Venture Capital: Here’s Why the “Smart Money” Invests

By Greg Bassuk, Chief Executive Officer, AXS Investments

Smart Money Businessman iStock-1178788136

Think Active Equity Strategies are the Best Investments? Think Again.

2021 has been a shining light for the Venture Capital (VC) industry, with global VC funding topping $288 billion over the first six months of the year.


This VC funding milestone meaningfully outpaces the previous record of $179 billion set during the second half of 2020. Market observers expect that venture capital spending will accelerate again over the final months of this year, as was the case in 2020.  Last year, the U.S. venture capital market took a pause at the onset of the COVID-19 crisis.


However, following the Fed’s then-active moves to buttress the economy, investors quickly became alive and engaged in VC investing. Venture capital experienced one of its best years on record, experiencing a 50.1% return in 2020.


But peel back the data further and an impressive set of figures emerge. Examining thousands of different funds and multiple strategies yields a picture of the various returns among asset classes. Looking specifically at data covering the 15-year dispersion of actively managed portfolios, measured from the median figure to the fifth percentile of gains, across several asset classes, including active hedge funds, global real estate, global private equity, and global venture capital.


Venture capital returns handily crushed the active long-only equity strategies. And it did so for 15 years. VC strategies in median to fifth percentile distribution averaged 34.2 per year from 2006 to 2020. Global PE strategies came in a strong second place, averaging 23.6% over the same time period.


The chart below illustrates the outperformance achieved by the fifth percentile of venture capital and private equity funds compared to their median.

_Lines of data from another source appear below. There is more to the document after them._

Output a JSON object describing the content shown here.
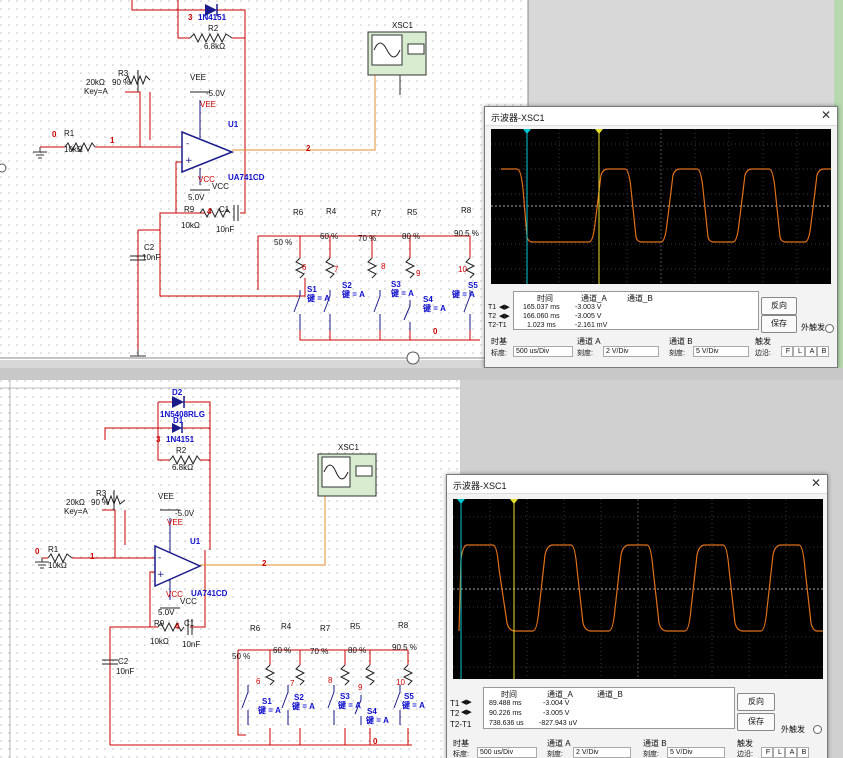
{
  "top": {
    "parts": {
      "d_num": "3",
      "d_name": "1N4151",
      "r2_name": "R2",
      "r2_val": "6.8kΩ",
      "r3_name": "R3",
      "r3_val": "20kΩ",
      "r3_pct": "90 %",
      "r3_key": "Key=A",
      "vee": "VEE",
      "vee_val": "-5.0V",
      "vee_red": "VEE",
      "vcc_red": "VCC",
      "vcc": "VCC",
      "vcc_val": "5.0V",
      "u1": "U1",
      "u1_model": "UA741CD",
      "n0": "0",
      "r1_name": "R1",
      "r1_val": "10kΩ",
      "n1": "1",
      "n2": "2",
      "xsc": "XSC1",
      "r9_name": "R9",
      "r9_val": "10kΩ",
      "n4": "4",
      "c1_name": "C1",
      "c1_val": "10nF",
      "c2_name": "C2",
      "c2_val": "10nF",
      "r_names": [
        "R6",
        "R4",
        "R7",
        "R5",
        "R8"
      ],
      "r_pcts": [
        "50 %",
        "60 %",
        "70 %",
        "80 %",
        "90.5 %"
      ],
      "r_nodes": [
        "6",
        "7",
        "8",
        "9",
        "10"
      ],
      "s_names": [
        "S1",
        "S2",
        "S3",
        "S4",
        "S5"
      ],
      "s_key": "键 = A",
      "n0b": "0"
    },
    "scope": {
      "title": "示波器-XSC1",
      "col_time": "时间",
      "col_a": "通道_A",
      "col_b": "通道_B",
      "rows": [
        {
          "label": "T1",
          "time": "165.037 ms",
          "a": "-3.003 V",
          "b": ""
        },
        {
          "label": "T2",
          "time": "166.060 ms",
          "a": "-3.005 V",
          "b": ""
        },
        {
          "label": "T2-T1",
          "time": "1.023 ms",
          "a": "-2.161 mV",
          "b": ""
        }
      ],
      "btn_reverse": "反向",
      "btn_save": "保存",
      "ext_trigger": "外触发",
      "timebase_label": "时基",
      "scale_label": "标度:",
      "timebase_val": "500 us/Div",
      "cha_label": "通道 A",
      "cha_scale_label": "刻度:",
      "cha_val": "2 V/Div",
      "chb_label": "通道 B",
      "chb_scale_label": "刻度:",
      "chb_val": "5 V/Div",
      "trig_label": "触发",
      "edge_label": "边沿:",
      "trig_btns": [
        "F",
        "L",
        "A",
        "B"
      ]
    }
  },
  "bottom": {
    "parts": {
      "d2": "D2",
      "d2_model": "1N5408RLG",
      "d1": "D1",
      "d_num": "3",
      "d_name": "1N4151",
      "r2_name": "R2",
      "r2_val": "6.8kΩ",
      "r3_name": "R3",
      "r3_val": "20kΩ",
      "r3_pct": "90 %",
      "r3_key": "Key=A",
      "vee": "VEE",
      "vee_val": "-5.0V",
      "vee_red": "VEE",
      "vcc_red": "VCC",
      "vcc": "VCC",
      "vcc_val": "5.0V",
      "u1": "U1",
      "u1_model": "UA741CD",
      "n0": "0",
      "r1_name": "R1",
      "r1_val": "10kΩ",
      "n1": "1",
      "n2": "2",
      "xsc": "XSC1",
      "r9_name": "R9",
      "r9_val": "10kΩ",
      "n4": "4",
      "c1_name": "C1",
      "c1_val": "10nF",
      "c2_name": "C2",
      "c2_val": "10nF",
      "r_names": [
        "R6",
        "R4",
        "R7",
        "R5",
        "R8"
      ],
      "r_pcts": [
        "50 %",
        "60 %",
        "70 %",
        "80 %",
        "90.5 %"
      ],
      "r_nodes": [
        "6",
        "7",
        "8",
        "9",
        "10"
      ],
      "s_names": [
        "S1",
        "S2",
        "S3",
        "S4",
        "S5"
      ],
      "s_key": "键 = A",
      "n0b": "0"
    },
    "scope": {
      "title": "示波器-XSC1",
      "col_time": "时间",
      "col_a": "通道_A",
      "col_b": "通道_B",
      "rows": [
        {
          "label": "T1",
          "time": "89.488 ms",
          "a": "-3.004 V",
          "b": ""
        },
        {
          "label": "T2",
          "time": "90.226 ms",
          "a": "-3.005 V",
          "b": ""
        },
        {
          "label": "T2-T1",
          "time": "738.636 us",
          "a": "-827.943 uV",
          "b": ""
        }
      ],
      "btn_reverse": "反向",
      "btn_save": "保存",
      "ext_trigger": "外触发",
      "timebase_label": "时基",
      "scale_label": "标度:",
      "timebase_val": "500 us/Div",
      "cha_label": "通道 A",
      "cha_scale_label": "刻度:",
      "cha_val": "2 V/Div",
      "chb_label": "通道 B",
      "chb_scale_label": "刻度:",
      "chb_val": "5 V/Div",
      "trig_label": "触发",
      "edge_label": "边沿:",
      "trig_btns": [
        "F",
        "L",
        "A",
        "B"
      ]
    }
  },
  "colors": {
    "wire": "#cc0000",
    "component": "#0000cc",
    "probe_wire": "#e09030",
    "trace": "#e07018",
    "cursor1": "#00c8d0",
    "cursor2": "#e8e030"
  }
}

20211014 Cambridge Return Dispersion Chart
Source: Cambridge Associates LLC.

In fact, the data shows that the median performance of Venture Capital-backed firms handily beats the median returns of most actively managed funds. And the median rate of 15.5% over 15 years for actively managed VC-backed companies surpasses the fifth percentile of returns for six of seven asset classes. The evidence is clear, venture capital has provided outsized returns for investors and financial advisors seeking alternative options to achieve greater alpha and maximize portfolio performance.


Why This Matters to Investors

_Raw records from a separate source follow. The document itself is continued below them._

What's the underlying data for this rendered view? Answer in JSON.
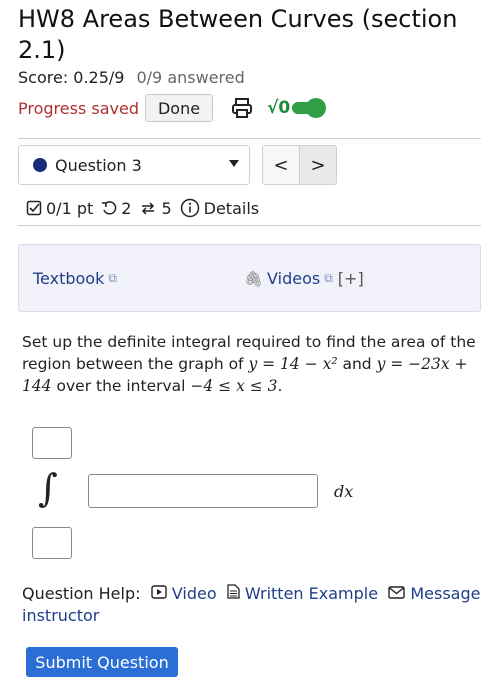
{
  "header": {
    "title": "HW8 Areas Between Curves (section 2.1)",
    "score": "Score: 0.25/9",
    "answered": "0/9 answered",
    "progress": "Progress saved",
    "done_label": "Done",
    "sqrt_label": "√0"
  },
  "question_nav": {
    "selected": "Question 3",
    "prev": "<",
    "next": ">"
  },
  "meta": {
    "points": "0/1 pt",
    "retries": "2",
    "attempts": "5",
    "details": "Details"
  },
  "resources": {
    "textbook": "Textbook",
    "videos": "Videos",
    "expand": "[+]"
  },
  "question": {
    "text_1": "Set up the definite integral required to find the area of the region between the graph of ",
    "eq1": "y = 14 − x²",
    "text_2": " and ",
    "eq2": "y = −23x + 144",
    "text_3": " over the interval ",
    "eq3": "−4 ≤ x ≤ 3",
    "text_4": ".",
    "integral_symbol": "∫",
    "differential": "dx"
  },
  "help": {
    "label": "Question Help:",
    "video": "Video",
    "written_example": "Written Example",
    "message": "Message instructor"
  },
  "submit_label": "Submit Question",
  "colors": {
    "accent": "#2b6fd6",
    "progress_red": "#b03030",
    "toggle_green": "#2f9e44",
    "link_blue": "#1f3f8a"
  }
}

The equity markets remain locked in on every word ushered by Federal Reserve Chairman Jerome Powell. Equity valuations are stretched to their highest levels since the dotcom bubble and volatility is likely to increase with the ongoing global pandemic, rising geopolitical concerns and a broad range of other uncertainties that will spark new hot spots of economic and social turmoil. All these growing concerns may require investors to look outside of traditional assets and target alternative strategies that have provided strong upside potential, while offering a different targeted set of outcomes.

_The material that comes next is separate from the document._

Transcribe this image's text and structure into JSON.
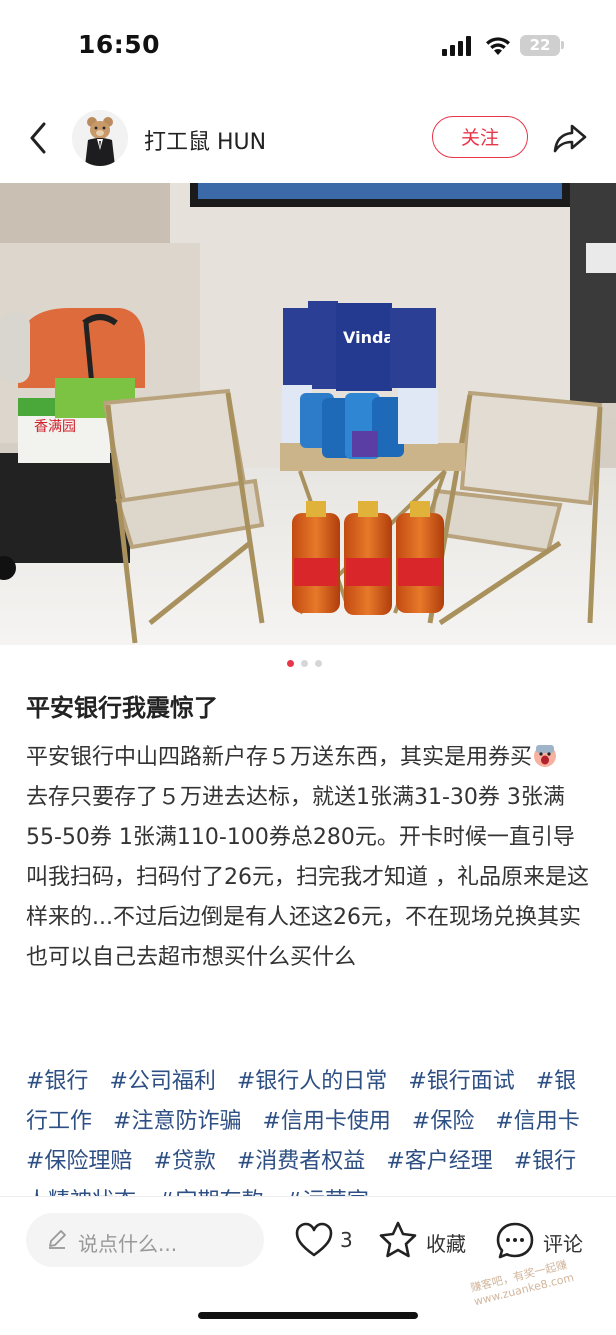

The evidence is clear that venture capital is compelling in our view. Despite the 2008 financial crisis and the March 2020 market nosedive, venture capital has meaningfully outperformed active equity strategies and we believe is positioned well to do so for the foreseeable. If investors and their financial advisors are not having this conversation, a compelling opportunity may be missed.



Alpha is the excess returns derived from an investment above the benchmark return. Hedge funds are investment pools whose managers employ various strategies, periodically including purchases loaned money and trading assets that are more esoteric, in order to seek to outperform. Real estate investments typically include either direct or pooled assets allocated to residential or commercial property. Private equity is an investment in a private company that is not listed on a public exchange. The proceeds of private equity investments are used by private companies to fund new technologies, pursue acquisitions, and grow working capital. Venture capital investing is very similar to private equity investing, but the venture capital asset class includes exposures to early-stage companies, whereas private equity investments typically include exposures to later-stage companies.


There are risks involved with investing, including possible loss of principal. Past performance does not guarantee future results.


Venture capital investments involve a greater degree of risk; as a result, the Fund's returns may experience greater volatility than the overall market. The AXS Thomson Reuters Venture Capital Return Tracker Fund does not invest in venture capital funds nor does it invest directly in companies funded by venture capital funds. The Fund seeks to generate returns that mimic the aggregate returns of U.S. venture capital-backed companies as measured by the Thomson Reuters Venture Capital Index (TRVCI). There is a risk that the Fund's return may not match or achieve a higher degree of correlation with the return of the TRVCI. Additionally, the TRVCI's return may not match or achieve a high degree of correlation with the return of the U.S. venture capital-based companies.


Investments in equity securities are subject to overall market risks. To the extent that the Fund's investments are concentrated in or significantly exposed to a particular sector, the Fund will be susceptible to loss due to adverse occurrences affecting that sector. Loss may result from the Fund's investments in derivatives. These instruments may be illiquid, difficult to value and leveraged so that small changes may produce disproportionate losses to the Fund. Over the counter derivatives, such as swaps, are also subject to counterparty risk, which is the risk that the other party in the transaction will not fulfill its contractual obligation. In certain circumstances, it may be difficult for the Fund to purchase and sell particular derivative investments within a reasonable time at a fair price.